PROBLEM. Please give back all the records exactly, but keep the pictures out.

[Data about app and page elements]
:::::

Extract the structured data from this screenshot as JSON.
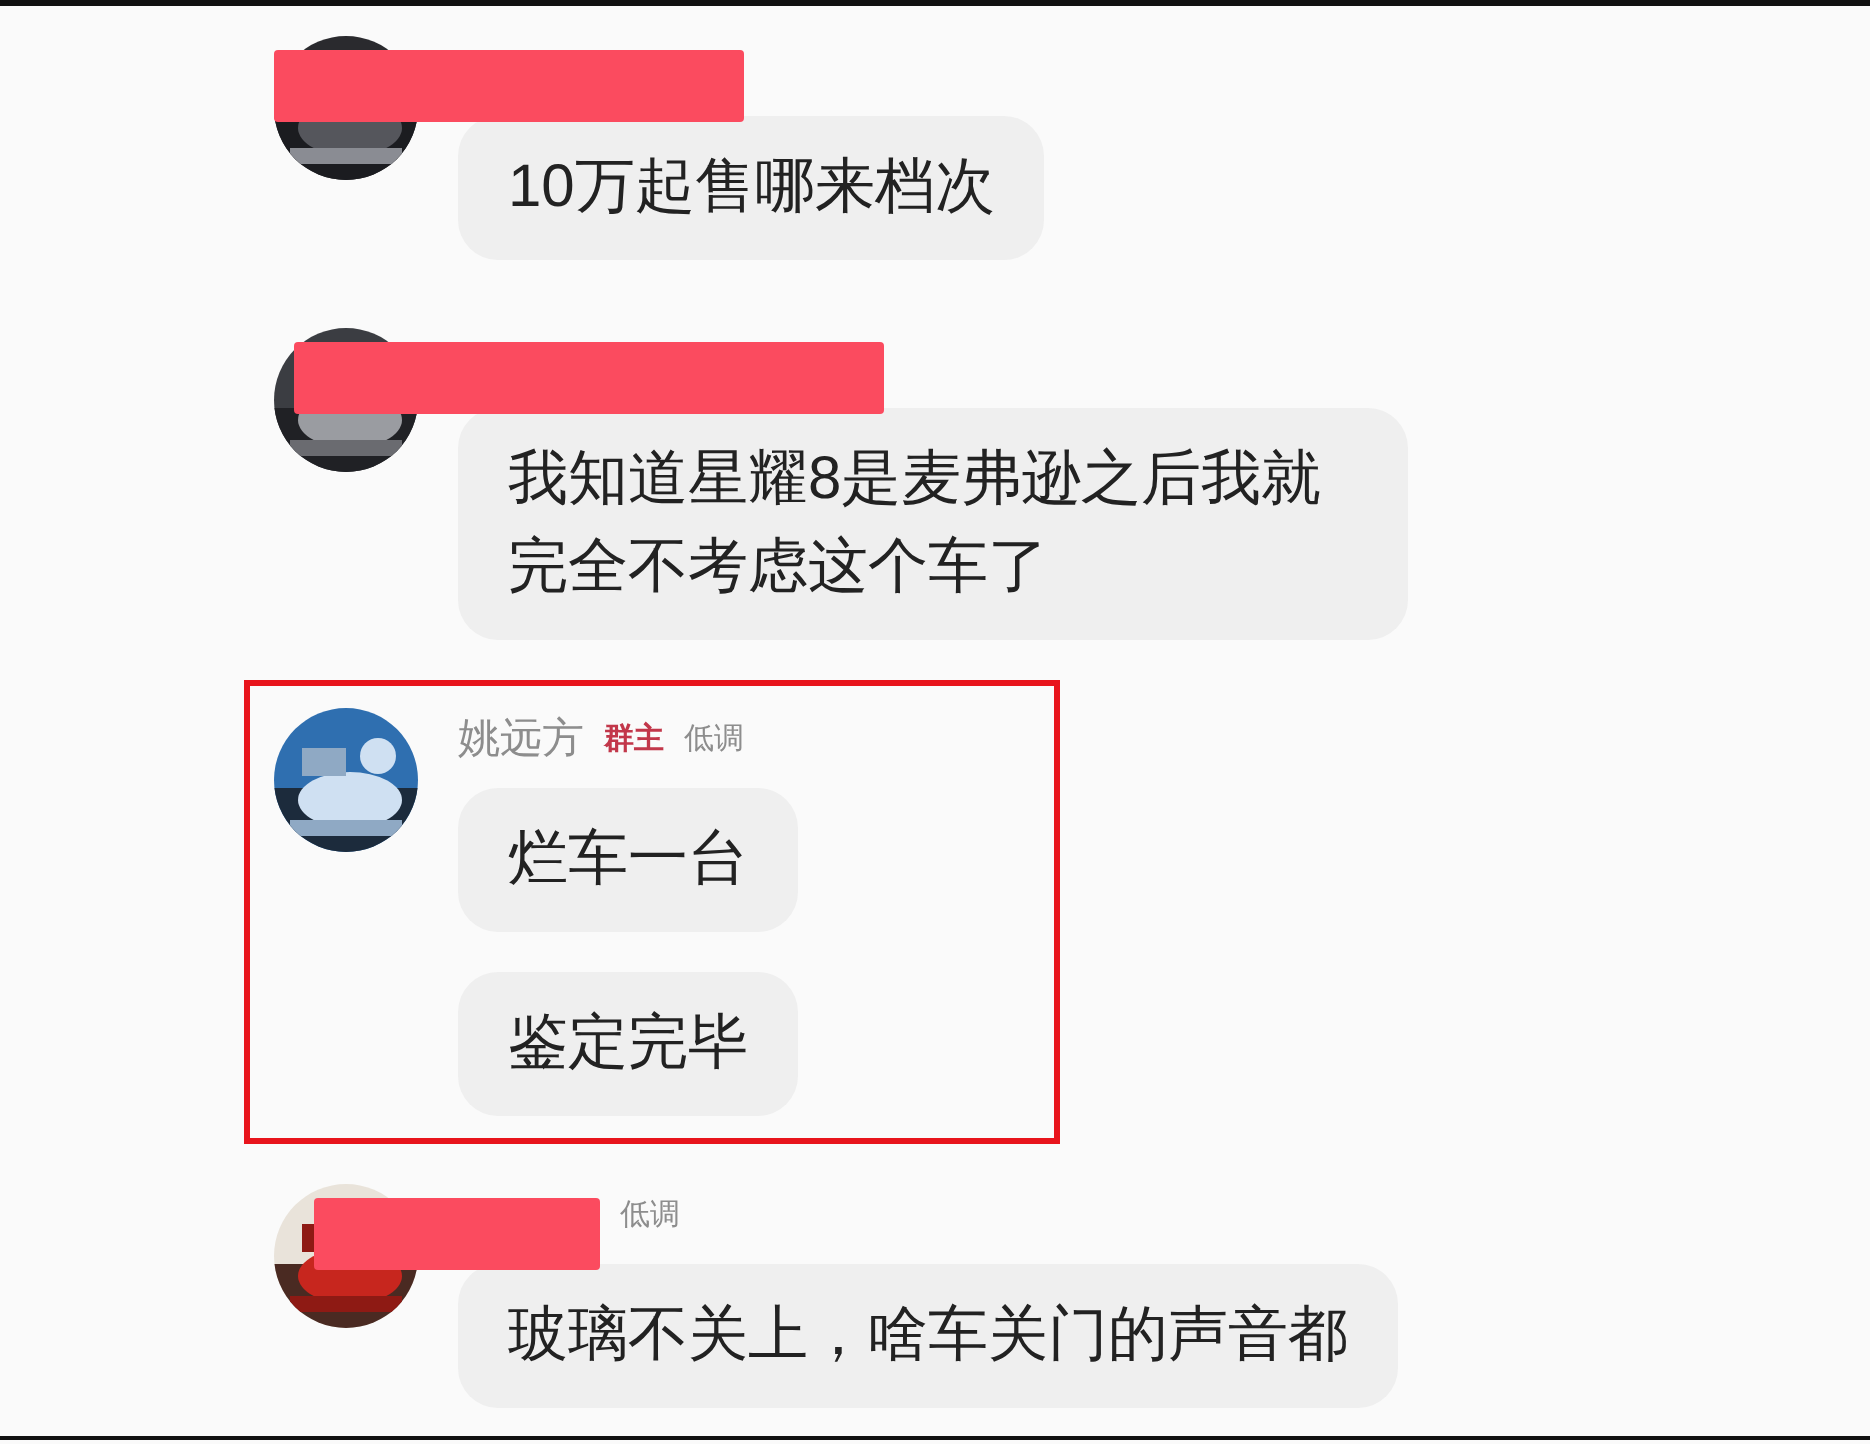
{
  "messages": [
    {
      "avatar": {
        "kind": "picture"
      },
      "redacted": true,
      "highlighted": false,
      "bubbles": [
        "10万起售哪来档次"
      ]
    },
    {
      "avatar": {
        "kind": "picture"
      },
      "redacted": true,
      "highlighted": false,
      "bubbles": [
        "我知道星耀8是麦弗逊之后我就完全不考虑这个车了"
      ]
    },
    {
      "avatar": {
        "kind": "picture"
      },
      "redacted": false,
      "highlighted": true,
      "name": "姚远方",
      "tags": [
        {
          "text": "群主",
          "kind": "owner"
        },
        {
          "text": "低调",
          "kind": "level"
        }
      ],
      "bubbles": [
        "烂车一台",
        "鉴定完毕"
      ]
    },
    {
      "avatar": {
        "kind": "picture"
      },
      "redacted": true,
      "highlighted": false,
      "tags": [
        {
          "text": "低调",
          "kind": "level"
        }
      ],
      "bubbles": [
        "玻璃不关上，啥车关门的声音都"
      ]
    }
  ]
}
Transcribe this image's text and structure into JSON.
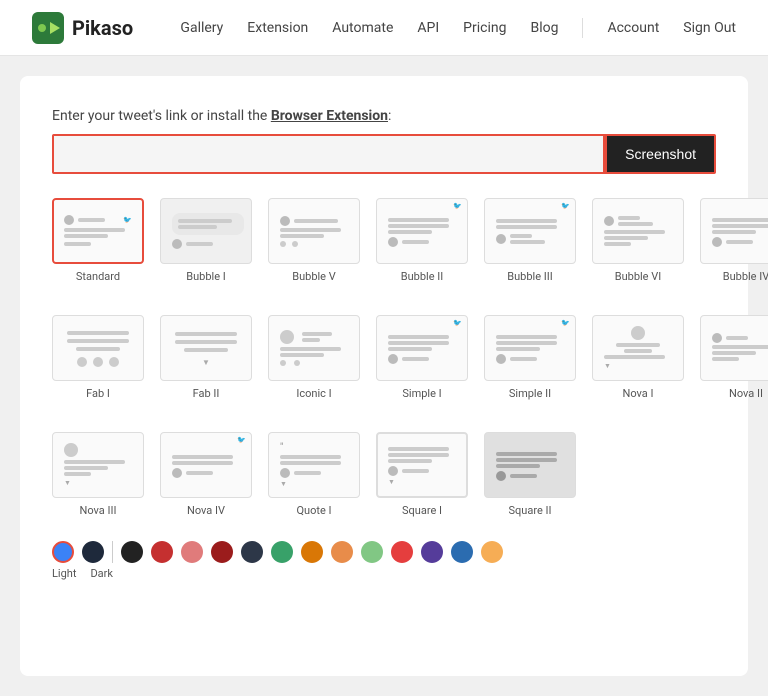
{
  "header": {
    "logo_text": "Pikaso",
    "nav_items": [
      "Gallery",
      "Extension",
      "Automate",
      "API",
      "Pricing",
      "Blog",
      "Account",
      "Sign Out"
    ]
  },
  "url_section": {
    "label_prefix": "Enter your tweet's link or install the ",
    "label_link": "Browser Extension",
    "label_suffix": ":",
    "input_placeholder": "",
    "screenshot_btn": "Screenshot"
  },
  "templates": {
    "row1": [
      {
        "id": "standard",
        "label": "Standard",
        "selected": true
      },
      {
        "id": "bubble1",
        "label": "Bubble I"
      },
      {
        "id": "bubblev",
        "label": "Bubble V"
      },
      {
        "id": "bubble2",
        "label": "Bubble II"
      },
      {
        "id": "bubble3",
        "label": "Bubble III"
      },
      {
        "id": "bubble6",
        "label": "Bubble VI"
      },
      {
        "id": "bubble4",
        "label": "Bubble IV"
      }
    ],
    "row2": [
      {
        "id": "fab1",
        "label": "Fab I"
      },
      {
        "id": "fab2",
        "label": "Fab II"
      },
      {
        "id": "iconic1",
        "label": "Iconic I"
      },
      {
        "id": "simple1",
        "label": "Simple I"
      },
      {
        "id": "simple2",
        "label": "Simple II"
      },
      {
        "id": "nova1",
        "label": "Nova I"
      },
      {
        "id": "nova2",
        "label": "Nova II"
      }
    ],
    "row3": [
      {
        "id": "nova3",
        "label": "Nova III"
      },
      {
        "id": "nova4",
        "label": "Nova IV"
      },
      {
        "id": "quote1",
        "label": "Quote I"
      },
      {
        "id": "square1",
        "label": "Square I"
      },
      {
        "id": "square2",
        "label": "Square II"
      }
    ]
  },
  "colors": {
    "light_label": "Light",
    "dark_label": "Dark",
    "light_swatch": "#3b82f6",
    "dark_swatch": "#1e293b",
    "palette": [
      {
        "color": "#222222",
        "selected": false
      },
      {
        "color": "#e53e3e",
        "selected": false
      },
      {
        "color": "#e07b7b",
        "selected": false
      },
      {
        "color": "#c53030",
        "selected": false
      },
      {
        "color": "#2d3748",
        "selected": false
      },
      {
        "color": "#38a169",
        "selected": false
      },
      {
        "color": "#d97706",
        "selected": false
      },
      {
        "color": "#e88c4a",
        "selected": false
      },
      {
        "color": "#81c784",
        "selected": false
      },
      {
        "color": "#e53e3e",
        "selected": false
      },
      {
        "color": "#553c9a",
        "selected": false
      },
      {
        "color": "#2b6cb0",
        "selected": false
      },
      {
        "color": "#f6ad55",
        "selected": false
      }
    ]
  }
}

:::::

EXERCISE ANSWER.
Extract the structured data from this screenshot as JSON.
{
  "messages": [
    {
      "avatar": {
        "kind": "picture"
      },
      "redacted": true,
      "highlighted": false,
      "bubbles": [
        "10万起售哪来档次"
      ]
    },
    {
      "avatar": {
        "kind": "picture"
      },
      "redacted": true,
      "highlighted": false,
      "bubbles": [
        "我知道星耀8是麦弗逊之后我就完全不考虑这个车了"
      ]
    },
    {
      "avatar": {
        "kind": "picture"
      },
      "redacted": false,
      "highlighted": true,
      "name": "姚远方",
      "tags": [
        {
          "text": "群主",
          "kind": "owner"
        },
        {
          "text": "低调",
          "kind": "level"
        }
      ],
      "bubbles": [
        "烂车一台",
        "鉴定完毕"
      ]
    },
    {
      "avatar": {
        "kind": "picture"
      },
      "redacted": true,
      "highlighted": false,
      "tags": [
        {
          "text": "低调",
          "kind": "level"
        }
      ],
      "bubbles": [
        "玻璃不关上，啥车关门的声音都"
      ]
    }
  ]
}
Transcribe this image's text and structure into JSON.
{
  "header": {
    "logo_text": "Pikaso",
    "nav_items": [
      "Gallery",
      "Extension",
      "Automate",
      "API",
      "Pricing",
      "Blog",
      "Account",
      "Sign Out"
    ]
  },
  "url_section": {
    "label_prefix": "Enter your tweet's link or install the ",
    "label_link": "Browser Extension",
    "label_suffix": ":",
    "input_placeholder": "",
    "screenshot_btn": "Screenshot"
  },
  "templates": {
    "row1": [
      {
        "id": "standard",
        "label": "Standard",
        "selected": true
      },
      {
        "id": "bubble1",
        "label": "Bubble I"
      },
      {
        "id": "bubblev",
        "label": "Bubble V"
      },
      {
        "id": "bubble2",
        "label": "Bubble II"
      },
      {
        "id": "bubble3",
        "label": "Bubble III"
      },
      {
        "id": "bubble6",
        "label": "Bubble VI"
      },
      {
        "id": "bubble4",
        "label": "Bubble IV"
      }
    ],
    "row2": [
      {
        "id": "fab1",
        "label": "Fab I"
      },
      {
        "id": "fab2",
        "label": "Fab II"
      },
      {
        "id": "iconic1",
        "label": "Iconic I"
      },
      {
        "id": "simple1",
        "label": "Simple I"
      },
      {
        "id": "simple2",
        "label": "Simple II"
      },
      {
        "id": "nova1",
        "label": "Nova I"
      },
      {
        "id": "nova2",
        "label": "Nova II"
      }
    ],
    "row3": [
      {
        "id": "nova3",
        "label": "Nova III"
      },
      {
        "id": "nova4",
        "label": "Nova IV"
      },
      {
        "id": "quote1",
        "label": "Quote I"
      },
      {
        "id": "square1",
        "label": "Square I"
      },
      {
        "id": "square2",
        "label": "Square II"
      }
    ]
  },
  "colors": {
    "light_label": "Light",
    "dark_label": "Dark",
    "light_swatch": "#3b82f6",
    "dark_swatch": "#1e293b",
    "palette": [
      {
        "color": "#222222",
        "selected": false
      },
      {
        "color": "#e53e3e",
        "selected": false
      },
      {
        "color": "#e07b7b",
        "selected": false
      },
      {
        "color": "#c53030",
        "selected": false
      },
      {
        "color": "#2d3748",
        "selected": false
      },
      {
        "color": "#38a169",
        "selected": false
      },
      {
        "color": "#d97706",
        "selected": false
      },
      {
        "color": "#e88c4a",
        "selected": false
      },
      {
        "color": "#81c784",
        "selected": false
      },
      {
        "color": "#e53e3e",
        "selected": false
      },
      {
        "color": "#553c9a",
        "selected": false
      },
      {
        "color": "#2b6cb0",
        "selected": false
      },
      {
        "color": "#f6ad55",
        "selected": false
      }
    ]
  }
}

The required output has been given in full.